Opposition is a big deal for Mars, says BBC Sky at Night presenter Pete Lawrence. It’s the time when Mars appears the brightest and, through the eyepiece of a telescope, the largest. It’s a rare sight, but one you should try to catch during the next few weeks!
Mars is the second-brightest planet in our sky, behind only Jupiter. This November, though, it’s passing near Earth, causing it to shine brighter than usual in our skies. This is called opposition, and it occurs every two years and two months.
During opposition, Earth is in front of Mars, and so the Red Planet appears to stand opposite the Sun. As a result, it rises in the east at sunset, has a high overhead during midnight, and sets several hours before dawn.
The planet will be visible to the naked eye until Tuesday, December 11, when it’ll fade in brightness as it flees from Earth in its smaller, faster orbit. The night of that day, however, the planet will be nearly opposite the moon in the sky, making it a great opportunity to view this fascinating object.
This month, the Red Planet moves from Sagittarius to Capricornus, where it will spend most of 2022. It’s a little brighter than it was at the start of the year, but it still isn’t as big as Uranus.

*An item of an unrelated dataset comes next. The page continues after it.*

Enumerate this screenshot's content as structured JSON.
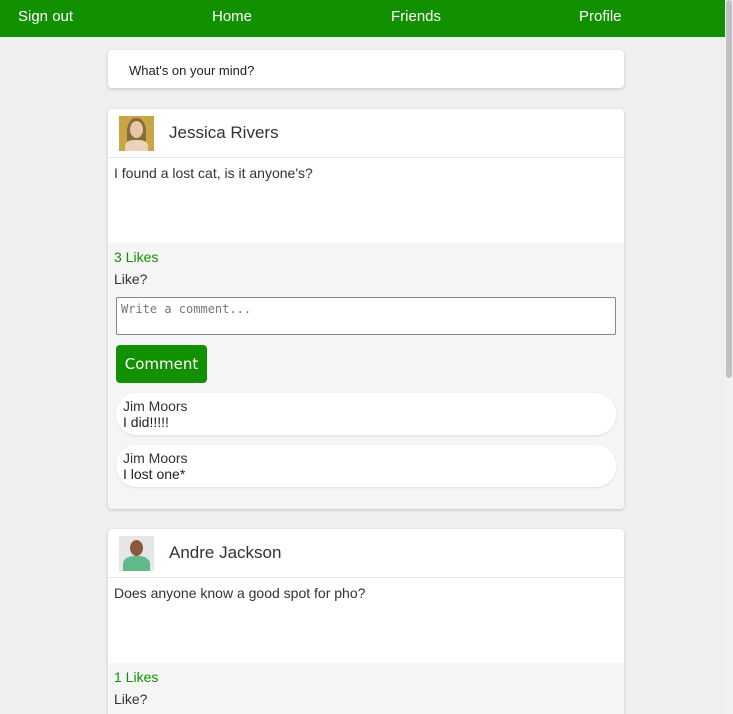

It’s only about five arcseconds wide, and it shines at magnitude 1.1. In a telescope, it has a disc that is about half the size of Uranus.
If you don’t have a telescope, you can try spotting the planet through a pair of binoculars or an eyepiece in good seeing conditions. You’ll need a fairly large aperture (about 8″ – 10″) to see this planet, and even then you won’t be able to see much detail.
If you’re up for a challenge, look for the planet’s smaller moons, Phobos and Deimos. These are a dim blue-green in color, and are a difficult target for telescopes of any size. But they’re easy to find if you know where to look.
The planet mars burns bright in the night sky this week, but it won’t be as big as you might think. After all, the Red Planet takes 687 days to complete one orbit of our Sun.
As a result, it’s only visible once every 2.1 years. That’s why it’s such a treat for star watchers.
This month, the Red Planet is at its most favorable opposition in the Northern Hemisphere. It also makes a fine pair with Mercury and Venus, low in the southwest.
Look for Mars above the eastern horizon as it comes out of twilight around 8 p.m. It will be surrounded by orange-hued stars in Taurus the Bull, such as Aldebaran and Betelgeuse.
Mars is a bit fainter than these stars, but you can still spot it easily with binoculars or a small telescope. The planet is 17 arcseconds wide in a telescope, and it’ll shrink slightly as it recedes into the horizon.
But it’s still the brightest object in the night sky. You can trace it across the sky, moving towards Jupiter and Saturn – which also shine bright in the evening skies – and then back over towards the west.
On the night of Mars’s opposition, December 7, the Moon will occult it, covering it up in many parts of the world. This is called a “lunar occultation” and can be seen in a livestream, courtesy of the Virtual Telescope Project.
You can find out when Mars will disappear and reappear for your location by using the timetables in the tables below. It’s best to check your favourite stargazing app or website, as the times will vary from place to place.